The magnitude of the star is actually less than that of the asteroid so the light curve will be shallow.  Full details of the occultation are online at
The field is mildly challenging because it is relatively sparse and faint.  Nemesis field

Viipuri Lightcurve

A subset of the RECON network self-organized last week to measure an occultation by (2258) Viipuri the night of Friday, August 2 (August 3 UT).  Observers in Susanville, Greenville, Quincy, Portola, Carson City, and Gardnerville all participated.

Starting at 04:52:07UT, Buck Bateson in Susanville was ecstatic to see the target star drop in brightness for under 5 seconds. Below is a preliminary lightcurve that Jim Bean has generated from the Susanville data.

Viipuri Lightcurve Susanville

At the same time, Jim and others recorded anomalous but less conclusive data from a location roughly four miles south of Portola.  Meanwhile, approximately 40 seconds prior to this, Jerry Bardecker in Gardnerville measured a half second drop in intensity for the target star.

Before making a conclusive interpretation, we plan to take more time to reanalyze the data from all of the sites that contributed to this campaign.  However, it appears that Susanville and (possibly) Portola recorded main body of asteroid while Gardnerville may have recorded a smaller object orbiting along with Viipuri.

Thanks to all who have contributed to this campaign!  More to come!!!




Three Occultations Targeted for July

Happy Fourth of July!


This month, the RECON network will be observing three different occultation events involving Main Belt Asteroids.  Because we know the orbits of these objects better than TNOs, the predicted uncertainties for the shadow paths are lower.  While all in the network are welcome and encouraged to participate and practice on all three events, we are specifically asking smaller subsets of the network to record data so that we can demonstrate the ability of the RECON to detect three occultation events this month.  Events are summarized below along with links to the information page for each:

2013 July 11, (1910) Mikhailov – CENTRAL region (Burney/Fall River, Susanville, Greenville, Quincy, Portola, Reno, Carson City, and Yerington)
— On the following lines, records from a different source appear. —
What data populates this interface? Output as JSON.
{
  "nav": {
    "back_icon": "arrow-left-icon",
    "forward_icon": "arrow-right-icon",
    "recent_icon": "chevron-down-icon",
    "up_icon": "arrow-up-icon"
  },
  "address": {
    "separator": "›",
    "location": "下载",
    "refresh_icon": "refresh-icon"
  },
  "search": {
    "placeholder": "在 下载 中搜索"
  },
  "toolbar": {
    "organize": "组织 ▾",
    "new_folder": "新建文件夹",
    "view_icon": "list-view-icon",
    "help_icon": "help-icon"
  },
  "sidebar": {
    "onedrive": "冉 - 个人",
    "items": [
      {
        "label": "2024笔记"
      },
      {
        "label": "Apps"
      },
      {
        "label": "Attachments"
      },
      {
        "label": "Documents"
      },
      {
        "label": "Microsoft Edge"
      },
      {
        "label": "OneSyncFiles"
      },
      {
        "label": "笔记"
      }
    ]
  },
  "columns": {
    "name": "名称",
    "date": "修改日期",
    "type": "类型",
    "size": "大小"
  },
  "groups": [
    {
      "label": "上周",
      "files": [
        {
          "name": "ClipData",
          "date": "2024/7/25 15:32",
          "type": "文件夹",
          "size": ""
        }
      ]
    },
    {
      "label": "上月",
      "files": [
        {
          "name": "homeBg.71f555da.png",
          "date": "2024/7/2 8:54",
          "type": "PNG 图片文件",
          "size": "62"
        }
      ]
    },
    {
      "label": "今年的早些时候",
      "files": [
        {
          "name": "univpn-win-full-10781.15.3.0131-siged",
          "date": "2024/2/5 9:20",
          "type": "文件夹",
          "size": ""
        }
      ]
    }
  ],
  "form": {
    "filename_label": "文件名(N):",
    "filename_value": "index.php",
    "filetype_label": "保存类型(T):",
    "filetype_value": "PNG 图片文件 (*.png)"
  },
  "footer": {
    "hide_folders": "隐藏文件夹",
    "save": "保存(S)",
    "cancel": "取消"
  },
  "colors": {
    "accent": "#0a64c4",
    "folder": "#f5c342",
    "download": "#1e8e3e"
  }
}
2013 July 16, (25) Phocaea – SOUTHERN region (Reno, Carson City, Yerington, Hawthorne, Tonopah, and Bishop)

2013 July 30, (387) Aquitania – NORTHERN region (Burney/Fall River, Cedarville, Tulelake)

Please don’t hesitate to post questions and thoughts on this blog using the “Leave a reply” link below or by going to the individual event pages linked above!